- Problem set 3, Due Monday. (TeX)
- Study guide for prelim 1
- CMS has been set up for the course. See the link at the top of the page. We'll post your grades for PS1 there; PS2 will be submitted there as well.
- Problem set 2, Due Friday. (TeX, pset class file)
- Prelim I will be Wednesday, July 17
- Problem Set 1, Due Monday
- Quiz from Monday
- Textbook: "Algorithm Design" by Kleinberg and Tardos. It's required and also useful.

All readings are from the text unless otherwise indicated.

Topic | Date | Reading | Lecture |
---|---|---|---|

7/1 | §1.2 | introduction | |

Greedy algorithms | 7/2 | §1.1 | stable matching |

7/3 | §4.1, §4.2 | interval scheduling, minimizing lateness | |

7/4 | notes | no class (happy independence day!) | |

7/5 | §4.5 | minimum spanning trees | |

7/8 | — | Kruskal's algorithm | |

Divide and conquer | 7/9 | §5.1, §5.2 | mergesort, solving recurrences, master theorem |

7/10 | §5.5, §6.1, §6.2 | large integer multiplication | |

Dynamic programming | fibonacci, memoization, weighted interval scheduling | ||

7/11 | §6.6 | sequence alignment | |

7/12 | §6.8 | Bellman-Ford | |

Flow | 7/15 | browse chapter 7 | network flow, a cornucopia of problems |

7/16 | review | ||

7/17 | prelim I | ||

7/18 | §7.1 | Ford-Fulkerson | |

7/19 | §7.2 | max-flow min-cut theorem | |

7/22 | §7.3 | delta-scaling, circulation | |

7/23 | §7.7 | circulation with lower bounds | |

NP completeness | §8.1 | polynomial time reductions | |

7/24 | §8.3, § 8.4 | definitions of P, NP, NP-hard, NP-complete, | |

§8.2 | vertex cover and independent set | ||

7/25 | §8.2 | fun with SAT | |

7/26 | §8.5 | Hamiltonian paths | |

7/29 | §8.1, §8.5 | traveling salesman problem, set cover | |

7/30 | §8.6, §8.7, §8.8 | 3-coloring, 3d matching, subset sum | |

§8.10 | taxonomy of NP-complete problems | ||

Undecidability | 7/31 | notes, §1, §2 | Turing machines |

8/1 | notes, §5.2 | proving Cook-Levin, nondeterministic Turing machines | |

8/2 | notes, §3 | universal turing machines | |

8/5 | notes, §4.1–§4.4 | undecidability, the halting problem | |

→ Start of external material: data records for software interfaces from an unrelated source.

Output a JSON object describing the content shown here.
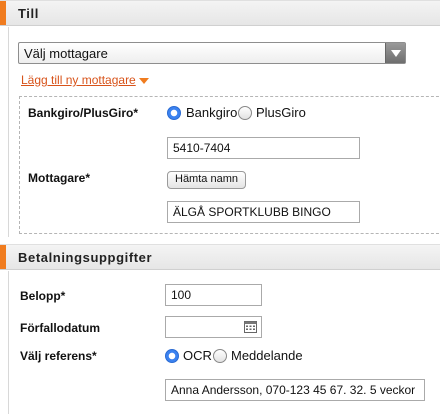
{
  "till": {
    "header": "Till",
    "recipient_select": {
      "value": "Välj mottagare"
    },
    "add_recipient_link": "Lägg till ny mottagare",
    "bankgiro_label": "Bankgiro/PlusGiro*",
    "radio_bankgiro": "Bankgiro",
    "radio_plusgiro": "PlusGiro",
    "account_number": "5410-7404",
    "recipient_label": "Mottagare*",
    "fetch_name_button": "Hämta namn",
    "recipient_name": "ÄLGÅ SPORTKLUBB BINGO"
  },
  "payment": {
    "header": "Betalningsuppgifter",
    "amount_label": "Belopp*",
    "amount_value": "100",
    "due_date_label": "Förfallodatum",
    "due_date_value": "",
    "reference_label": "Välj referens*",
    "radio_ocr": "OCR",
    "radio_message": "Meddelande",
    "reference_value": "Anna Andersson, 070-123 45 67. 32. 5 veckor"
  },
  "colors": {
    "accent": "#f07c1f",
    "link": "#d8531a",
    "radio_selected": "#3b82f0"
  },
  "icons": [
    "chevron-down-icon",
    "caret-down-icon",
    "calendar-icon"
  ]
}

8/6 | notes, §4.5 | Rice's theorem |

- Instructor: Michael George (Mike). mdgeorge@cs.cornell.edu
- TA: Christopher Yu. cy284

- Location: Upson 207
- Monday—Friday, 8:30—9:45
- July 1—August 9

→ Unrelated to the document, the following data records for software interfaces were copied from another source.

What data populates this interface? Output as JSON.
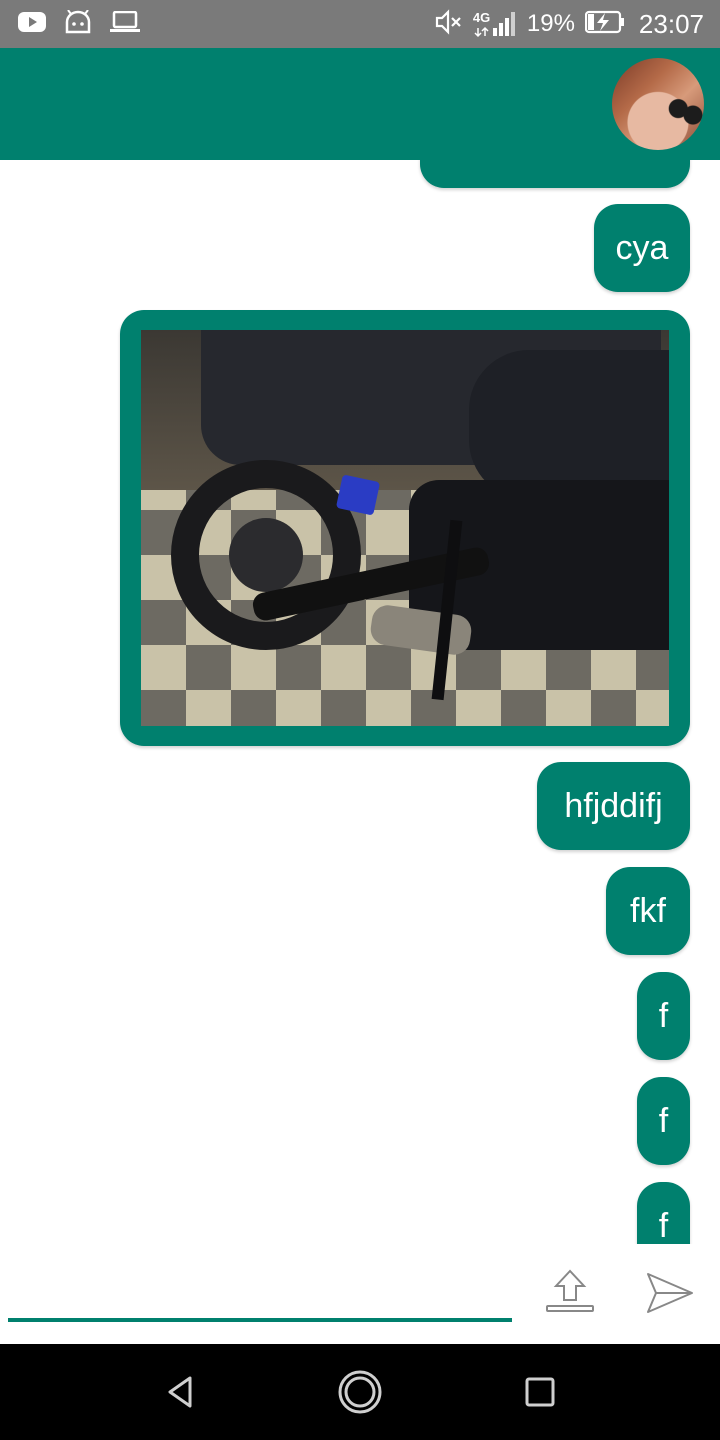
{
  "status_bar": {
    "battery": "19%",
    "time": "23:07",
    "network": "4G",
    "icons_left": [
      "youtube-icon",
      "android-icon",
      "laptop-icon"
    ],
    "icons_right": [
      "mute-icon",
      "signal-icon",
      "battery-charging-icon"
    ]
  },
  "header": {
    "avatar": "contact-avatar"
  },
  "messages": [
    {
      "type": "text",
      "text": ""
    },
    {
      "type": "text",
      "text": "cya"
    },
    {
      "type": "image",
      "content": "motorcycle-photo"
    },
    {
      "type": "text",
      "text": "hfjddifj"
    },
    {
      "type": "text",
      "text": "fkf"
    },
    {
      "type": "text",
      "text": "f"
    },
    {
      "type": "text",
      "text": "f"
    },
    {
      "type": "text",
      "text": "f"
    }
  ],
  "composer": {
    "value": "",
    "placeholder": "",
    "upload_icon": "upload-icon",
    "send_icon": "send-icon"
  },
  "nav": {
    "icons": [
      "back-icon",
      "home-icon",
      "recents-icon"
    ]
  },
  "colors": {
    "accent": "#00806e",
    "status_bar": "#7a7a7a",
    "nav_bar": "#000000"
  }
}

- Location: Upson 4105A (inside of 4105)
- Monday—Friday, 10:00—11:00 or by appointment

- Location: Upson 360
- Time: Monday and Wednesday, 1:30—2:30

- Location: in class (Upson 207)
- Date: Wednesday, July 17

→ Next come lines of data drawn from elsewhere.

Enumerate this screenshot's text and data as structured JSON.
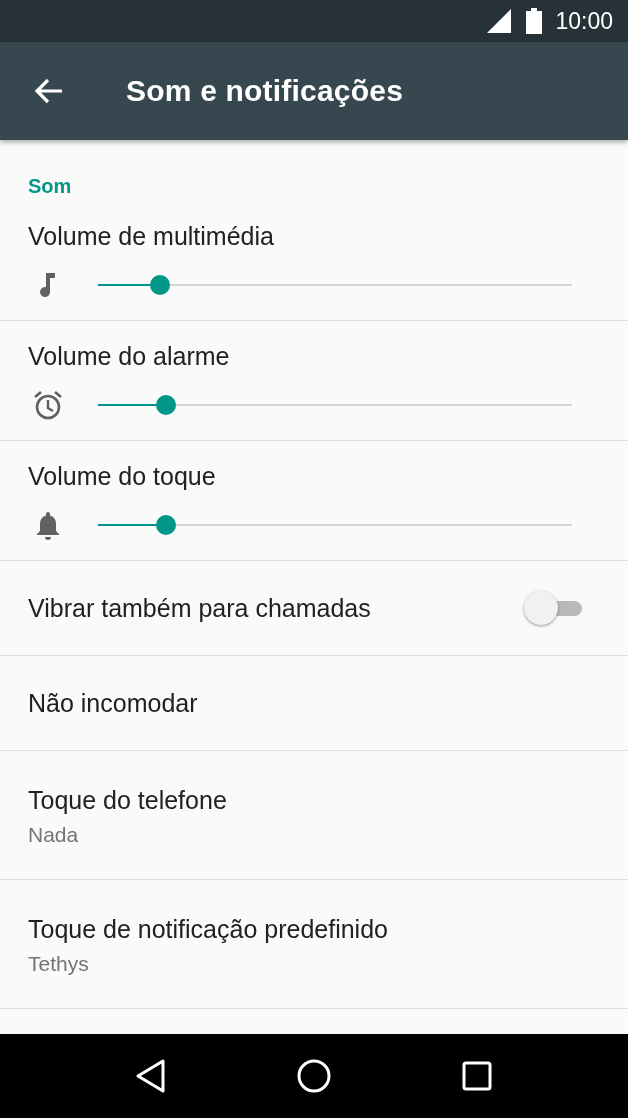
{
  "status_bar": {
    "time": "10:00"
  },
  "app_bar": {
    "title": "Som e notificações"
  },
  "section": {
    "header": "Som",
    "items": [
      {
        "kind": "slider",
        "title": "Volume de multimédia",
        "level": 0.13
      },
      {
        "kind": "slider",
        "title": "Volume do alarme",
        "level": 0.143
      },
      {
        "kind": "slider",
        "title": "Volume do toque",
        "level": 0.143
      },
      {
        "kind": "switch",
        "title": "Vibrar também para chamadas",
        "on": false
      },
      {
        "kind": "plain",
        "title": "Não incomodar"
      },
      {
        "kind": "summary",
        "title": "Toque do telefone",
        "summary": "Nada"
      },
      {
        "kind": "summary",
        "title": "Toque de notificação predefinido",
        "summary": "Tethys"
      }
    ]
  }
}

- Location: take home
- Date: distributed in class 8/2, due in class 8/5

- Location: in class (Upson 207)
- Date: August 9 (last day of class)

The course grade will be based on the homeworks (roughly 20%), the exams (roughly 20% prelim I, 20% prelim II, 25% final exam), and class participation (roughly 15%, including mini problem sets that I will give for discussion).

Academic integrity is important for two reasons. The first is that the course is designed to help you learn the material. If you don't do the work you won't learn the material. The second is that we grade you; this would be meaningless if the work we grade is not yours.

You are encouraged to work together to figure out solutions to the problem sets. However, the work you submit should be your own; copying others' papers is forbidden. My strategy is to write rough notes while working with others and then try to write up my submission without referencing them. This ensures both that I learn the material, and that I comply with the requirements of integrity.